Allstate and Progressive both have programs that offer discounts to drivers who install a monitoring device in their vehicle that offers real-time information about their driving habits, but big data's reach in the insurance world goes far beyond that. Companies rely on long-range weather modeling services from companies like Kinetic Analysis and IBM's Deep Thunder project to help determine rates. Those services extrapolate trends from big data to make more accurate long-term forecasts.
A decade ago, the NFL schedule was determined manually. Then came an era of using computer software to determine the best matchups. In 2004, though, the league took a bigger leap and decided to incorporate big data into the process. Using a service from a predictive analytics firm FICO, it hoped to maximize its television ratings, balance travel for teams and boost fan engagement. Making the switch has resulted in higher NFL revenues from television, sponsorship and licensing.
In many ways, we make it easy for the NSA and other organizations to track us. Checking in on Foursquare and Facebook as we zip around town or go on vacation is just the tip of the iceberg, though. Photos taken with cellphones contain "geotagging" information, which show precisely where the shot was taken, (meaning that even if you don't tell everyone where you are explicitly, it's still pretty easy to figure out.)

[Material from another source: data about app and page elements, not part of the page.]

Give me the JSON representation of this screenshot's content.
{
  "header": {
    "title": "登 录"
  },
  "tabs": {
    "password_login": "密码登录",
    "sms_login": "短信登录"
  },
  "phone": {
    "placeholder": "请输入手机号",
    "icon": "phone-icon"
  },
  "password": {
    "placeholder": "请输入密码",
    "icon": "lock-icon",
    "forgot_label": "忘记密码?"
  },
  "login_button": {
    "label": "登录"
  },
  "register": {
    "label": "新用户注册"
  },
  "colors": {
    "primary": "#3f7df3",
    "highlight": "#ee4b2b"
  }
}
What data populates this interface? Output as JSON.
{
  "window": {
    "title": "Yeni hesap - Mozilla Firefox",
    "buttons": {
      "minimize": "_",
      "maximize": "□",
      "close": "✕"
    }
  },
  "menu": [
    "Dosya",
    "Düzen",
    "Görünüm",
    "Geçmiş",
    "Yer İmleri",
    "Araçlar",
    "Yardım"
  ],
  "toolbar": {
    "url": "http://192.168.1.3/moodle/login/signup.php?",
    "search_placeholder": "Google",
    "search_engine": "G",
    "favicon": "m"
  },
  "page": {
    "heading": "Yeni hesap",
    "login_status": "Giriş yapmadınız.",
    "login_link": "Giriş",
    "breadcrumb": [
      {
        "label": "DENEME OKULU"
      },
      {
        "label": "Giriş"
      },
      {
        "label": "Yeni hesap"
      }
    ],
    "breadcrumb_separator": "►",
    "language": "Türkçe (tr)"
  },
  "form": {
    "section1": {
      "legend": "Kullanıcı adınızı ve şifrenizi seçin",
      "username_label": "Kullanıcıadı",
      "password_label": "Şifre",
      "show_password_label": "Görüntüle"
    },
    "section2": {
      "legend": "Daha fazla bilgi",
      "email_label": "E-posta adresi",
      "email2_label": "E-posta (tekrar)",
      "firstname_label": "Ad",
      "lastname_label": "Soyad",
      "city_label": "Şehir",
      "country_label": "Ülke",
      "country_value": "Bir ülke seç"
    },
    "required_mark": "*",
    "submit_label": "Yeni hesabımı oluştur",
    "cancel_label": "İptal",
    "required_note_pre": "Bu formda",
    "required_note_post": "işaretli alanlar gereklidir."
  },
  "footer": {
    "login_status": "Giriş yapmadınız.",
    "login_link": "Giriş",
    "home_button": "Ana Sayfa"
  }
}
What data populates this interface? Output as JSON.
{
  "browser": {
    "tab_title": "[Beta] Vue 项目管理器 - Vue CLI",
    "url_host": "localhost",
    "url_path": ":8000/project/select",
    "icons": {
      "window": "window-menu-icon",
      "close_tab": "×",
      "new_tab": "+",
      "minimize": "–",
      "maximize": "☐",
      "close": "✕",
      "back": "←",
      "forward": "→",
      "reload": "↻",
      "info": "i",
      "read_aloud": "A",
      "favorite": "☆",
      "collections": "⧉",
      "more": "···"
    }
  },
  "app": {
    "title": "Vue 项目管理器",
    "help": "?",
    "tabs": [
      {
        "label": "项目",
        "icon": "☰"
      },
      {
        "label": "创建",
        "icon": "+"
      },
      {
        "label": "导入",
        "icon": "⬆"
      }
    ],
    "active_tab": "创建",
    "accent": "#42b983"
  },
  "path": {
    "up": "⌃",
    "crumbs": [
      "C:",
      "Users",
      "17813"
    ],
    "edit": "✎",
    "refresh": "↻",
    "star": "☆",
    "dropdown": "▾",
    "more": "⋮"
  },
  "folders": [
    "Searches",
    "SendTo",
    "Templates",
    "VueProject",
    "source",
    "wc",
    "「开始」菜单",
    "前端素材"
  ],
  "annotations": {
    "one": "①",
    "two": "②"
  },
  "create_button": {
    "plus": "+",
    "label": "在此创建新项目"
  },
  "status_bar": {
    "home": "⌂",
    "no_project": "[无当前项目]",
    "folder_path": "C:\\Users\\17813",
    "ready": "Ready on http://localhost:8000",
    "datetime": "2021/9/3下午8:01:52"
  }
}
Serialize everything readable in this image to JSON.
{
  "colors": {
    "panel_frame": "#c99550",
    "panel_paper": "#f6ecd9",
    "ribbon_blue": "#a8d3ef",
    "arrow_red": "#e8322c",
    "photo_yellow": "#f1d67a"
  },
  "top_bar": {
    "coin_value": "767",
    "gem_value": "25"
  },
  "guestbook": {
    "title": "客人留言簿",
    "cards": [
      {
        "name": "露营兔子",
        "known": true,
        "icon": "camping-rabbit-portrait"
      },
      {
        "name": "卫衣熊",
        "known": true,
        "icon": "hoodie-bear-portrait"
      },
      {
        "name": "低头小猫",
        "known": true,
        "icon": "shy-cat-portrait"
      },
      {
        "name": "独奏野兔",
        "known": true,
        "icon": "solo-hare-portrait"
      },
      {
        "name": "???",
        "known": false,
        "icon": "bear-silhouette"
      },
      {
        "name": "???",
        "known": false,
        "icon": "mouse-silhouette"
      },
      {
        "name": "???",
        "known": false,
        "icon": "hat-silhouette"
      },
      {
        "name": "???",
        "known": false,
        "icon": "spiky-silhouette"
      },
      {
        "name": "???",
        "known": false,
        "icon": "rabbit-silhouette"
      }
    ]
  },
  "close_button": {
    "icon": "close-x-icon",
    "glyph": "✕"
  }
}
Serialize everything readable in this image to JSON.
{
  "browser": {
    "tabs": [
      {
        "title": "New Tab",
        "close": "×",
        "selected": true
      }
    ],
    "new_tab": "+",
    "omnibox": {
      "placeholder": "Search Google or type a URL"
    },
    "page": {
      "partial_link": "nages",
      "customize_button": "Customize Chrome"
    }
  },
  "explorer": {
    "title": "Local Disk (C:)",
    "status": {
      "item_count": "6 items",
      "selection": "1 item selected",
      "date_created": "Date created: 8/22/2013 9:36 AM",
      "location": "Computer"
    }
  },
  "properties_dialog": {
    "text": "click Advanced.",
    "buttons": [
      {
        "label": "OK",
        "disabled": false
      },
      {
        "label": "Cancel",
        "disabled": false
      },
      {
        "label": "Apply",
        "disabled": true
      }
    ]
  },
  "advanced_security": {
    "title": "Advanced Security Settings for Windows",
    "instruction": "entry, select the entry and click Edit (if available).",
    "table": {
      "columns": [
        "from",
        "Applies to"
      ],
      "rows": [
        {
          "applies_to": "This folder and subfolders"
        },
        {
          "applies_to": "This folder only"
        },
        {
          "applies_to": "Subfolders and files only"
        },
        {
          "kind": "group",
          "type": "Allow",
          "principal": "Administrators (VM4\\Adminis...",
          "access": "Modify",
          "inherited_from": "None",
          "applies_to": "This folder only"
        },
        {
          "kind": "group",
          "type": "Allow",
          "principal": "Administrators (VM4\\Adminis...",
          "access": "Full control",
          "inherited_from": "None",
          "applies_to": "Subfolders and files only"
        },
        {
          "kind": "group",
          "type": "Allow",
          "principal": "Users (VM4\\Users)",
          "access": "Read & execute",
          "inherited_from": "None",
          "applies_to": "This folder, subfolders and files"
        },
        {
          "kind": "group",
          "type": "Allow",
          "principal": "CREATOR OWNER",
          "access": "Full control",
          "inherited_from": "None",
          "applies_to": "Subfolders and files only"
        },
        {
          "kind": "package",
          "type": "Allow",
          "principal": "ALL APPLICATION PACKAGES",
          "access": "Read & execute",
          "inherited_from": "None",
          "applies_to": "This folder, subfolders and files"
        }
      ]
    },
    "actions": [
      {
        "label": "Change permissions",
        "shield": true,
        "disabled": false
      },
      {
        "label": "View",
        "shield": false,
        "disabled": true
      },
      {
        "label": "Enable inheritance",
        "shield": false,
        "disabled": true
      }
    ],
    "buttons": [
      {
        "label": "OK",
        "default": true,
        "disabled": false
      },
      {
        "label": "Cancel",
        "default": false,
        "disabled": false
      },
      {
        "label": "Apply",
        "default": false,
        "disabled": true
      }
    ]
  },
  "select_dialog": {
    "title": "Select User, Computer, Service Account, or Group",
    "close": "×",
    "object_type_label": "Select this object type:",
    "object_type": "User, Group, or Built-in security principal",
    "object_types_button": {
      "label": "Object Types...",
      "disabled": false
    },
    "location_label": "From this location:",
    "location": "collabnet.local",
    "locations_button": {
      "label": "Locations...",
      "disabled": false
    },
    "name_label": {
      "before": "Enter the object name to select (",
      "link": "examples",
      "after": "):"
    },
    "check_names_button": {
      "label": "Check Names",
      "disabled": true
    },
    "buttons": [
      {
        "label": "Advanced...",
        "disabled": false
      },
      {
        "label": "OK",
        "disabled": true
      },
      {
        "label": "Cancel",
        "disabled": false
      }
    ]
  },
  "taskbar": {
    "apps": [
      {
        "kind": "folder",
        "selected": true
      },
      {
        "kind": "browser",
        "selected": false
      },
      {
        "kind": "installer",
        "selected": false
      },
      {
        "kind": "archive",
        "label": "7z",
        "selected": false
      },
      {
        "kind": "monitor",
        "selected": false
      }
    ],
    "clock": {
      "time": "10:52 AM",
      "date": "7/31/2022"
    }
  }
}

With her meat dresses and semi-nude romping in videos, Lady Gaga knows how to turn heads, but credit her manager, Troy Carter, for some of that success. Using big data, he helps determine how to best promote Gaga and take advantage of her large fan base. Using data culled from her 40 million Twitter followers, and 59 million Facebook "Likes"— as well as data from ticket sales— he created Backplane, a micro network. It steers core Gaga fans to LittleMonsters.com, where the team can cut out the middleman, improve earnings and learn more about what fans want.
While modern games create terabytes of data per day, it was largely being ignored until recently. Today, though, developers and publishers are finding as they examine how players interact with the game, they're able to make subtle tweaks to improve the experience, something that can increase the time players spend in the game and, in some instances, help boost the number of in-game purchases they make, which gives publishers a revenue bump. That's helpful for long-leg games like Activision's "Call of Duty" and EA's "Battlefield," but it's more critical in the mobile space, where updates are made sometimes on a daily basis.
Netflix saw subscriptions rise earlier this year when it resurrected the cult classic TV show "Arrested Development." And its"House of Cards" has won an Emmy award.
Selecting those shows was no accident. The company carefully monitors its customers' viewing habits, observing which shows are hidden treasures and what sort of programs it should design to further engage them. So far, it seems to be working. Not only was "House of Cards" a hit, Netflix's original series "Orange is the New Black" also proved popular with viewers, who talked it up loudly on social media.
Suicide among American veterans is a big problem. In February, the VA reported that while the percentage of veterans who kill themselves has decreased slightly since 1999, the estimated total number who have committed suicide has increased.
Theorizing that today's soldiers and veterans are active on social media, DARPA and Dartmouth University have launched a program to data mine the biggest social networks to search for patterns indicating suicidal behavior. Centiment, a data mining company that specializes in finance, military and health care, is leading the project, which looks for keywords, word patterns and other warning signs among veterans who volunteer to be part of the study.